Start of Block
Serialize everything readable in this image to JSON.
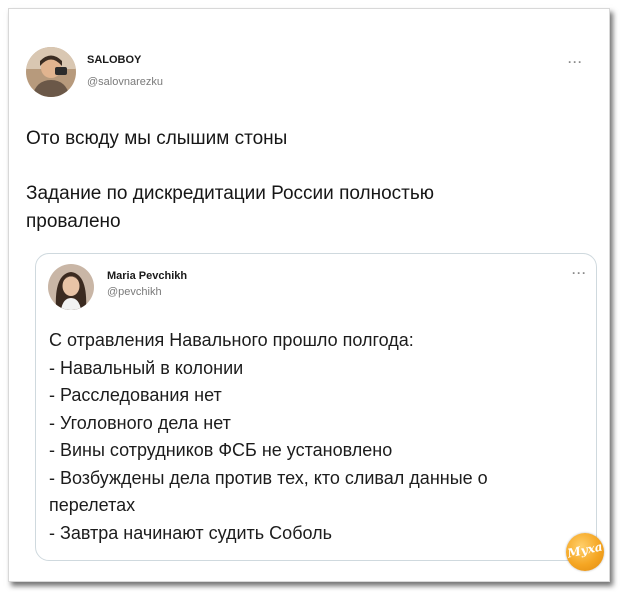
{
  "tweet": {
    "author_name": "SALOBOY",
    "author_handle": "@salovnarezku",
    "more_icon": "···",
    "lines": [
      "Ото всюду мы слышим стоны",
      "Задание по дискредитации России полностью",
      "провалено"
    ]
  },
  "quoted_tweet": {
    "author_name": "Maria Pevchikh",
    "author_handle": "@pevchikh",
    "more_icon": "···",
    "lines": [
      "С отравления Навального прошло полгода:",
      "- Навальный в колонии",
      "- Расследования нет",
      "- Уголовного дела нет",
      "- Вины сотрудников ФСБ не установлено",
      "- Возбуждены дела против тех, кто сливал данные о",
      "перелетах",
      "- Завтра начинают судить Соболь"
    ]
  },
  "watermark": {
    "text": "Муха",
    "icon": "site-logo-icon"
  }
}
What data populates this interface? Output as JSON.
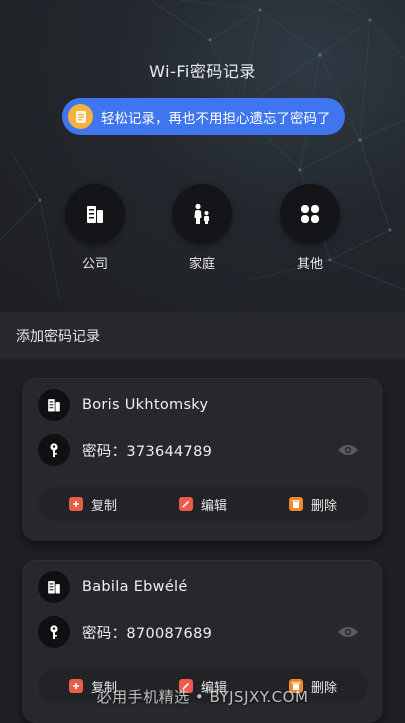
{
  "header": {
    "title": "Wi-Fi密码记录"
  },
  "banner": {
    "text": "轻松记录，再也不用担心遗忘了密码了",
    "icon": "note-icon",
    "color": "#3f76f0"
  },
  "categories": [
    {
      "label": "公司",
      "icon": "building-icon"
    },
    {
      "label": "家庭",
      "icon": "family-icon"
    },
    {
      "label": "其他",
      "icon": "grid-icon"
    }
  ],
  "section": {
    "title": "添加密码记录"
  },
  "records": [
    {
      "name": "Boris Ukhtomsky",
      "password_label": "密码：",
      "password": "373644789"
    },
    {
      "name": "Babila Ebwélé",
      "password_label": "密码：",
      "password": "870087689"
    }
  ],
  "actions": {
    "copy": "复制",
    "edit": "编辑",
    "delete": "删除"
  },
  "watermark": "必用手机精选 • BYJSJXY.COM"
}
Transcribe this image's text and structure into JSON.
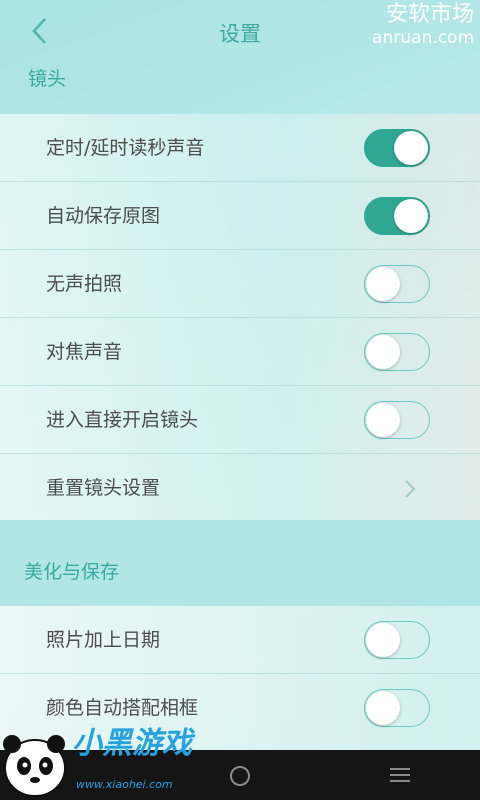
{
  "header": {
    "title": "设置"
  },
  "watermark": {
    "cn": "安软市场",
    "en": "anruan.com"
  },
  "sections": [
    {
      "title": "镜头",
      "rows": [
        {
          "label": "定时/延时读秒声音",
          "toggle": true
        },
        {
          "label": "自动保存原图",
          "toggle": true
        },
        {
          "label": "无声拍照",
          "toggle": false
        },
        {
          "label": "对焦声音",
          "toggle": false
        },
        {
          "label": "进入直接开启镜头",
          "toggle": false
        },
        {
          "label": "重置镜头设置",
          "chevron": true
        }
      ]
    },
    {
      "title": "美化与保存",
      "rows": [
        {
          "label": "照片加上日期",
          "toggle": false
        },
        {
          "label": "颜色自动搭配相框",
          "toggle": false
        }
      ]
    }
  ],
  "logo": {
    "text": "小黑游戏",
    "url_text": "www.xiaohei.com"
  },
  "colors": {
    "accent": "#2ea893",
    "title": "#3fa9a4",
    "section": "#3aa9a1"
  }
}
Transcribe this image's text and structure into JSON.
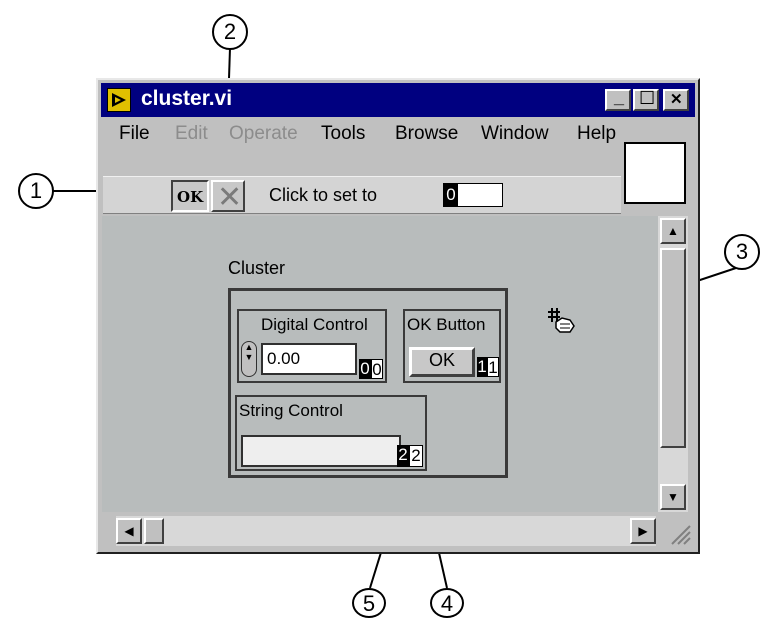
{
  "window": {
    "title": "cluster.vi",
    "minimize_label": "_",
    "maximize_label": "☐",
    "close_label": "✕"
  },
  "menu": {
    "file": "File",
    "edit": "Edit",
    "operate": "Operate",
    "tools": "Tools",
    "browse": "Browse",
    "window": "Window",
    "help": "Help"
  },
  "toolbar": {
    "ok_tool_label": "OK",
    "cancel_tool_label": "✕",
    "click_to_set_text": "Click to set to",
    "set_value": "0"
  },
  "panel": {
    "cluster_label": "Cluster",
    "digital_control_label": "Digital Control",
    "digital_control_value": "0.00",
    "digital_tab_order_new": "0",
    "digital_tab_order_old": "0",
    "ok_button_label": "OK Button",
    "ok_button_text": "OK",
    "ok_tab_order_new": "1",
    "ok_tab_order_old": "1",
    "string_control_label": "String Control",
    "string_tab_order_new": "2",
    "string_tab_order_old": "2"
  },
  "callouts": [
    "1",
    "2",
    "3",
    "4",
    "5"
  ]
}
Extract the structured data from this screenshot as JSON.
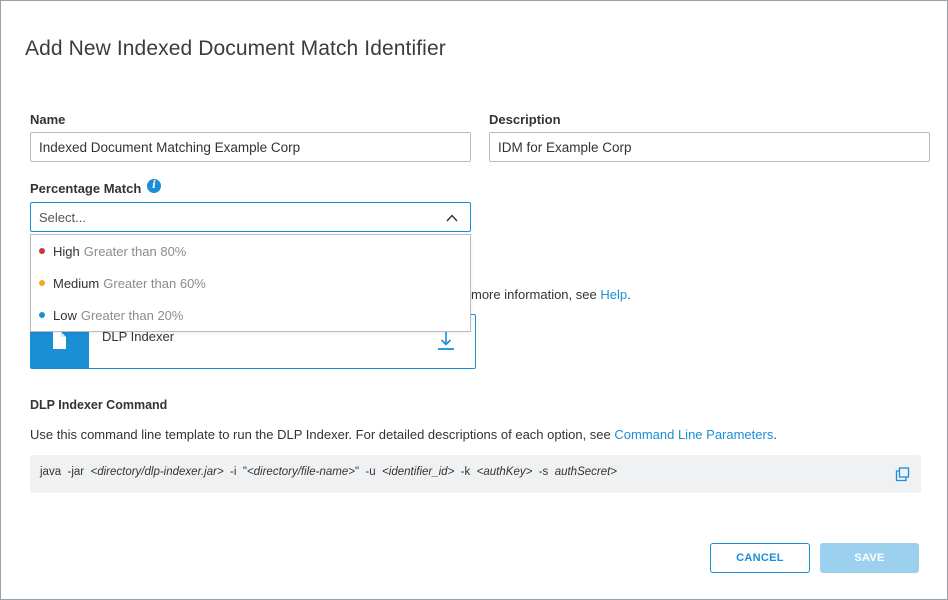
{
  "dialog": {
    "title": "Add New Indexed Document Match Identifier"
  },
  "form": {
    "name_label": "Name",
    "name_value": "Indexed Document Matching Example Corp",
    "description_label": "Description",
    "description_value": "IDM for Example Corp",
    "percentage_label": "Percentage Match",
    "percentage_placeholder": "Select..."
  },
  "percentage_options": [
    {
      "level": "High",
      "desc": "Greater than 80%",
      "color": "#d0343a"
    },
    {
      "level": "Medium",
      "desc": "Greater than 60%",
      "color": "#f5a623"
    },
    {
      "level": "Low",
      "desc": "Greater than 20%",
      "color": "#1a8fd6"
    }
  ],
  "help": {
    "text": "more information, see ",
    "link": "Help",
    "suffix": "."
  },
  "indexer": {
    "label": "DLP Indexer"
  },
  "command": {
    "section_title": "DLP Indexer Command",
    "description": "Use this command line template to run the DLP Indexer. For detailed descriptions of each option, see ",
    "description_link": "Command Line Parameters",
    "description_suffix": ".",
    "parts": {
      "p1": "java  -jar  ",
      "a1": "<directory/dlp-indexer.jar>",
      "p2": "  -i  \"",
      "a2": "<directory/file-name>",
      "p3": "\"  -u  ",
      "a3": "<identifier_id>",
      "p4": "  -k  ",
      "a4": "<authKey>",
      "p5": "  -s  ",
      "a5": "authSecret>"
    }
  },
  "buttons": {
    "cancel": "CANCEL",
    "save": "SAVE"
  },
  "colors": {
    "accent": "#1a8fd6",
    "save_disabled": "#9bd0ee"
  }
}
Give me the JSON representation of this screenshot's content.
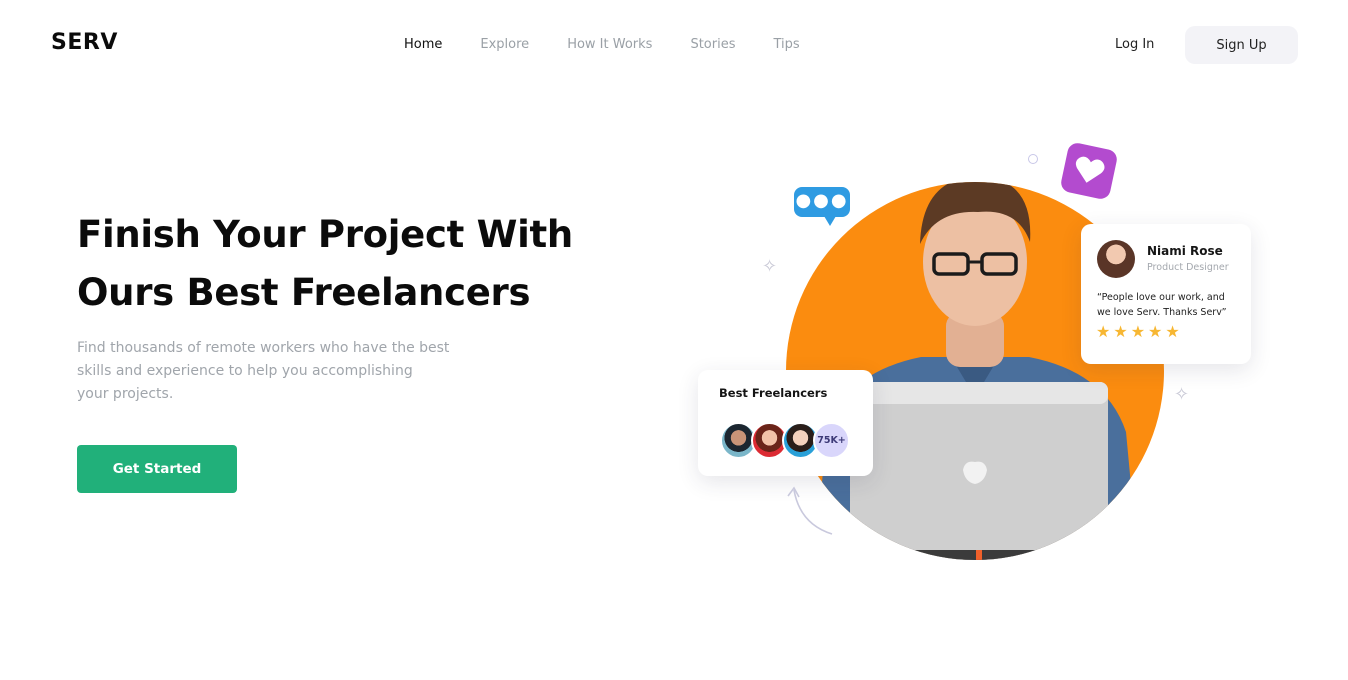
{
  "brand": {
    "logo": "SERV"
  },
  "nav": {
    "items": [
      {
        "label": "Home",
        "active": true
      },
      {
        "label": "Explore",
        "active": false
      },
      {
        "label": "How It Works",
        "active": false
      },
      {
        "label": "Stories",
        "active": false
      },
      {
        "label": "Tips",
        "active": false
      }
    ]
  },
  "auth": {
    "login_label": "Log In",
    "signup_label": "Sign Up"
  },
  "hero": {
    "headline_lines": [
      "Finish Your Project With",
      "Ours Best Freelancers"
    ],
    "subtitle_lines": [
      "Find thousands of remote workers who have the best",
      "skills and experience to help you accomplishing",
      "your projects."
    ],
    "cta_label": "Get Started"
  },
  "review": {
    "name": "Niami Rose",
    "role": "Product Designer",
    "quote_lines": [
      "“People love our work, and",
      "we love Serv. Thanks Serv”"
    ],
    "stars": "★★★★★",
    "rating": 5
  },
  "freelancers": {
    "title": "Best Freelancers",
    "count_badge": "75K+"
  },
  "colors": {
    "accent": "#21b07a",
    "orange": "#fb8c0f",
    "blue": "#2f9be2",
    "purple": "#b34bcf",
    "star": "#f7b733"
  },
  "icons": [
    "chat-bubble-icon",
    "heart-icon",
    "sparkle-icon",
    "arrow-icon",
    "star-icon"
  ]
}
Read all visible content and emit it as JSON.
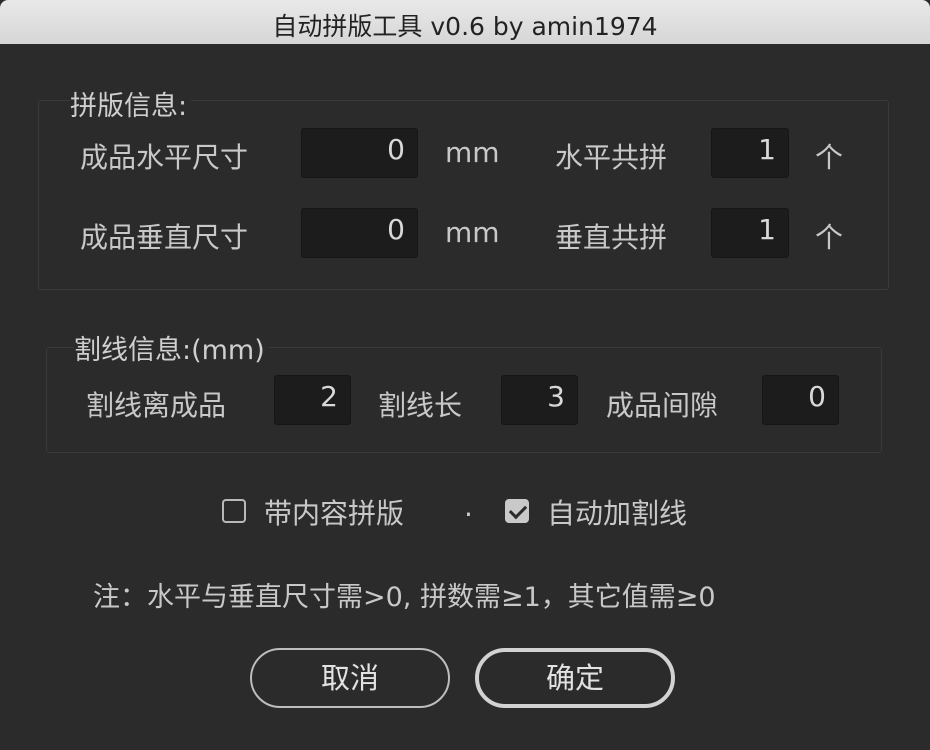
{
  "window": {
    "title": "自动拼版工具 v0.6   by amin1974"
  },
  "layout_info": {
    "title": "拼版信息:",
    "width_label": "成品水平尺寸",
    "width_value": "0",
    "width_unit": "mm",
    "h_count_label": "水平共拼",
    "h_count_value": "1",
    "h_count_unit": "个",
    "height_label": "成品垂直尺寸",
    "height_value": "0",
    "height_unit": "mm",
    "v_count_label": "垂直共拼",
    "v_count_value": "1",
    "v_count_unit": "个"
  },
  "cut_info": {
    "title": "割线信息:(mm)",
    "offset_label": "割线离成品",
    "offset_value": "2",
    "length_label": "割线长",
    "length_value": "3",
    "gap_label": "成品间隙",
    "gap_value": "0"
  },
  "options": {
    "with_content_label": "带内容拼版",
    "with_content_checked": false,
    "separator": ".",
    "auto_cut_label": "自动加割线",
    "auto_cut_checked": true
  },
  "note": "注：水平与垂直尺寸需>0, 拼数需≥1，其它值需≥0",
  "buttons": {
    "cancel": "取消",
    "ok": "确定"
  }
}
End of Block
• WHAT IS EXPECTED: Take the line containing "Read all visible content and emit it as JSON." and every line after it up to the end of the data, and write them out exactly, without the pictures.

• EXPECTED ANSWER:
Read all visible content and emit it as JSON.
{
  "window": {
    "title": "自动拼版工具 v0.6   by amin1974"
  },
  "layout_info": {
    "title": "拼版信息:",
    "width_label": "成品水平尺寸",
    "width_value": "0",
    "width_unit": "mm",
    "h_count_label": "水平共拼",
    "h_count_value": "1",
    "h_count_unit": "个",
    "height_label": "成品垂直尺寸",
    "height_value": "0",
    "height_unit": "mm",
    "v_count_label": "垂直共拼",
    "v_count_value": "1",
    "v_count_unit": "个"
  },
  "cut_info": {
    "title": "割线信息:(mm)",
    "offset_label": "割线离成品",
    "offset_value": "2",
    "length_label": "割线长",
    "length_value": "3",
    "gap_label": "成品间隙",
    "gap_value": "0"
  },
  "options": {
    "with_content_label": "带内容拼版",
    "with_content_checked": false,
    "separator": ".",
    "auto_cut_label": "自动加割线",
    "auto_cut_checked": true
  },
  "note": "注：水平与垂直尺寸需>0, 拼数需≥1，其它值需≥0",
  "buttons": {
    "cancel": "取消",
    "ok": "确定"
  }
}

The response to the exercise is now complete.